In February 1992, Parent accompanied Quebec's education minister Michel Pagé on a trip to Israel to study how the country integrated new immigrants and encouraged the use of the Hebrew language. Parent was re-elected again in the 1994 provincial election, in which the Parti Québécois won a majority government and the Liberals moved into opposition, he was appointed as his party's critic on senior's issues. He did not seek re-election in 1998 and instead gave his support to Line Beauchamp, his successor as the Liberal Party's candidate in the riding. During the 1997 Canadian federal election, Parent served as a campaign co-chair for Liberal Party of Canada candidate Denis Coderre in the Bourassa riding. Parent returned to political life in the 2001 Montreal municipal election, winning election as a candidate of Gérald Tremblay's Montreal Island Citizens Union in the three-member division of Montréal-Nord. Tremblay was elected as mayor and MICU won a majority of seats on council. Relations between municipal parties were fraught after the 2001 election, in late May 2002 Parent walked out of the chair's position in frustration at council's inability to move forward with its agenda.
He returned to the position the following month. Parent served as chair of the Montréal-Nord borough council after the 2001 election. Parent was directly re-elected as Montréal-Nord's borough mayor in the 2005 municipal election and, by virtue of holding this position, automatically continued to serve on city council. Tremblay was re-elected as mayor of the city, MICU again won a majority on council, Parent was again chosen as city council speaker. In 2006, he credited Montreal's 2002 amalgamation with giving Montréal-Nord an extra five million dollars in its budget. Parent faced calls for his resignation following the shooting death of Fredy Villanueva by a Montreal Police officer in Montréal-Nord in August 2008; some members of community organizations argued that Parent was "out of touch" and unaware of racial profiling in the community. He did not resign at the time, but he retired from politics the following year at age seventy-seven rather than seeking re-election in the 2009 municipal election
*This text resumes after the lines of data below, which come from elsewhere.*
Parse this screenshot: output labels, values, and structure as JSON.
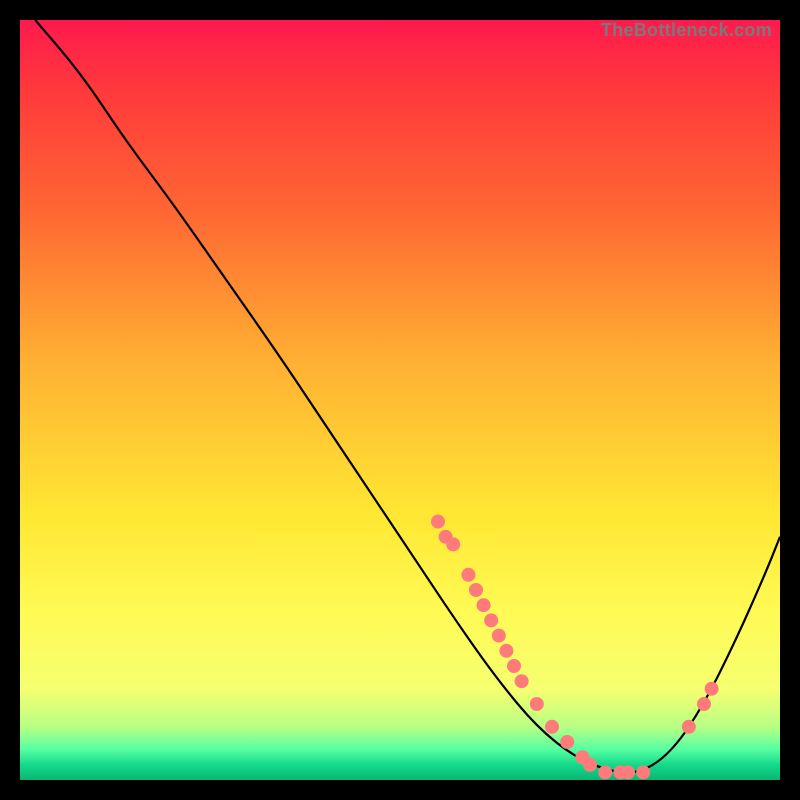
{
  "watermark": "TheBottleneck.com",
  "chart_data": {
    "type": "line",
    "title": "",
    "xlabel": "",
    "ylabel": "",
    "xlim": [
      0,
      100
    ],
    "ylim": [
      0,
      100
    ],
    "grid": false,
    "curve": [
      {
        "x": 2,
        "y": 100
      },
      {
        "x": 8,
        "y": 93
      },
      {
        "x": 14,
        "y": 84
      },
      {
        "x": 20,
        "y": 76
      },
      {
        "x": 27,
        "y": 66
      },
      {
        "x": 34,
        "y": 56
      },
      {
        "x": 40,
        "y": 47
      },
      {
        "x": 46,
        "y": 38
      },
      {
        "x": 52,
        "y": 29
      },
      {
        "x": 58,
        "y": 20
      },
      {
        "x": 63,
        "y": 13
      },
      {
        "x": 68,
        "y": 7
      },
      {
        "x": 73,
        "y": 3
      },
      {
        "x": 78,
        "y": 1
      },
      {
        "x": 82,
        "y": 1
      },
      {
        "x": 86,
        "y": 4
      },
      {
        "x": 90,
        "y": 10
      },
      {
        "x": 94,
        "y": 18
      },
      {
        "x": 98,
        "y": 27
      },
      {
        "x": 100,
        "y": 32
      }
    ],
    "points": [
      {
        "x": 55,
        "y": 34
      },
      {
        "x": 56,
        "y": 32
      },
      {
        "x": 57,
        "y": 31
      },
      {
        "x": 59,
        "y": 27
      },
      {
        "x": 60,
        "y": 25
      },
      {
        "x": 61,
        "y": 23
      },
      {
        "x": 62,
        "y": 21
      },
      {
        "x": 63,
        "y": 19
      },
      {
        "x": 64,
        "y": 17
      },
      {
        "x": 65,
        "y": 15
      },
      {
        "x": 66,
        "y": 13
      },
      {
        "x": 68,
        "y": 10
      },
      {
        "x": 70,
        "y": 7
      },
      {
        "x": 72,
        "y": 5
      },
      {
        "x": 74,
        "y": 3
      },
      {
        "x": 75,
        "y": 2
      },
      {
        "x": 77,
        "y": 1
      },
      {
        "x": 79,
        "y": 1
      },
      {
        "x": 80,
        "y": 1
      },
      {
        "x": 82,
        "y": 1
      },
      {
        "x": 88,
        "y": 7
      },
      {
        "x": 90,
        "y": 10
      },
      {
        "x": 91,
        "y": 12
      }
    ],
    "point_color": "#ff7b7b",
    "curve_color": "#000000"
  }
}
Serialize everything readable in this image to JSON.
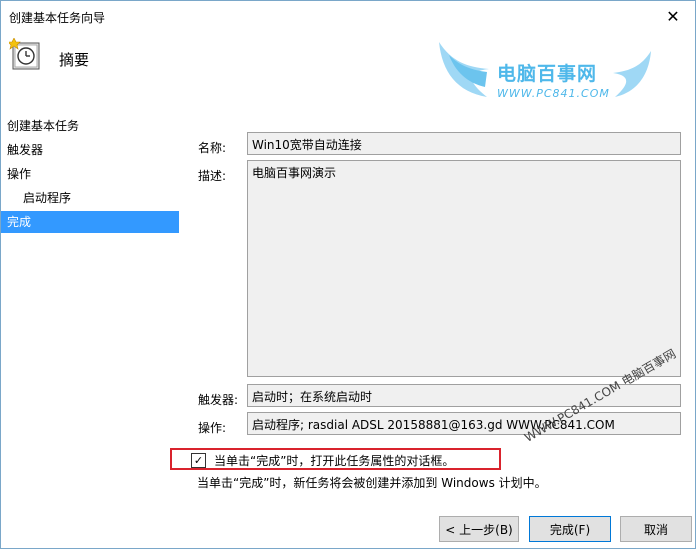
{
  "window": {
    "title": "创建基本任务向导",
    "close_label": "✕"
  },
  "header": {
    "title": "摘要"
  },
  "watermark": {
    "brand": "电脑百事网",
    "url": "WWW.PC841.COM",
    "diagonal": "WWW.PC841.COM 电脑百事网"
  },
  "sidebar": {
    "items": [
      {
        "label": "创建基本任务"
      },
      {
        "label": "触发器"
      },
      {
        "label": "操作"
      },
      {
        "label": "启动程序"
      },
      {
        "label": "完成"
      }
    ]
  },
  "form": {
    "name_label": "名称:",
    "name_value": "Win10宽带自动连接",
    "desc_label": "描述:",
    "desc_value": "电脑百事网演示",
    "trigger_label": "触发器:",
    "trigger_value": "启动时；在系统启动时",
    "action_label": "操作:",
    "action_value": "启动程序; rasdial ADSL 20158881@163.gd WWW.PC841.COM"
  },
  "checkbox": {
    "label": "当单击“完成”时，打开此任务属性的对话框。",
    "checked": true,
    "mark": "✓"
  },
  "note": "当单击“完成”时，新任务将会被创建并添加到 Windows 计划中。",
  "buttons": {
    "back": "< 上一步(B)",
    "finish": "完成(F)",
    "cancel": "取消"
  },
  "colors": {
    "accent": "#3399ff",
    "highlight_border": "#d9232d",
    "watermark": "#4fb8ea"
  }
}
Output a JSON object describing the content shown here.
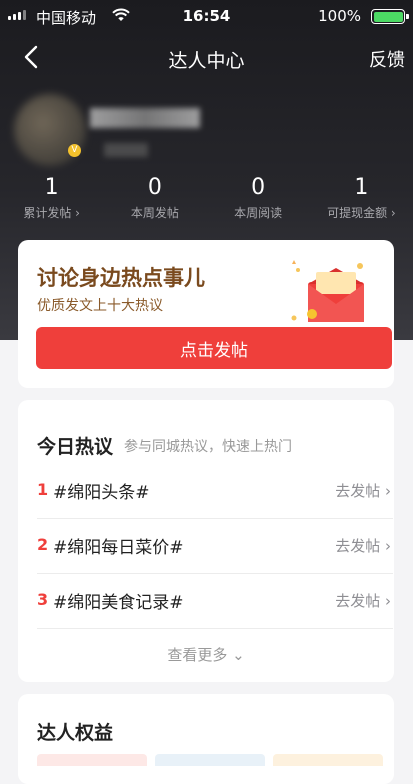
{
  "status_bar": {
    "carrier": "中国移动",
    "time": "16:54",
    "battery": "100%"
  },
  "nav": {
    "title": "达人中心",
    "feedback": "反馈"
  },
  "stats": [
    {
      "value": "1",
      "label": "累计发帖 ›"
    },
    {
      "value": "0",
      "label": "本周发帖"
    },
    {
      "value": "0",
      "label": "本周阅读"
    },
    {
      "value": "1",
      "label": "可提现金额 ›"
    }
  ],
  "post_card": {
    "title": "讨论身边热点事儿",
    "subtitle": "优质发文上十大热议",
    "button": "点击发帖"
  },
  "hot_topics": {
    "title": "今日热议",
    "description": "参与同城热议，快速上热门",
    "items": [
      {
        "rank": "1",
        "topic": "#绵阳头条#",
        "action": "去发帖 ›"
      },
      {
        "rank": "2",
        "topic": "#绵阳每日菜价#",
        "action": "去发帖 ›"
      },
      {
        "rank": "3",
        "topic": "#绵阳美食记录#",
        "action": "去发帖 ›"
      }
    ],
    "more": "查看更多 ⌄"
  },
  "rights": {
    "title": "达人权益"
  },
  "colors": {
    "accent_red": "#ef3f3b",
    "hero_dark": "#1b1b1f",
    "battery_green": "#4cd964"
  }
}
Lucky Peak State Park is a public recreation area covering a total of 240 acres on and near Lucky Peak Lake ten miles east of Boise in Ada County, Idaho. The state park has three units: Discovery Park off State Highway 21, a roadside park for picnicking and fishing in the Boise River; the park was created in 1956 by agreement with the United States Army Corps of Engineers, following completion of the Lucky Peak Dam. The park is home to the Lucky Peak Dam Zeolite Occurrence. Lucky Peak State Park Idaho Parks and Recreation Lucky Peak State Park Location Map Idaho Parks and Recreation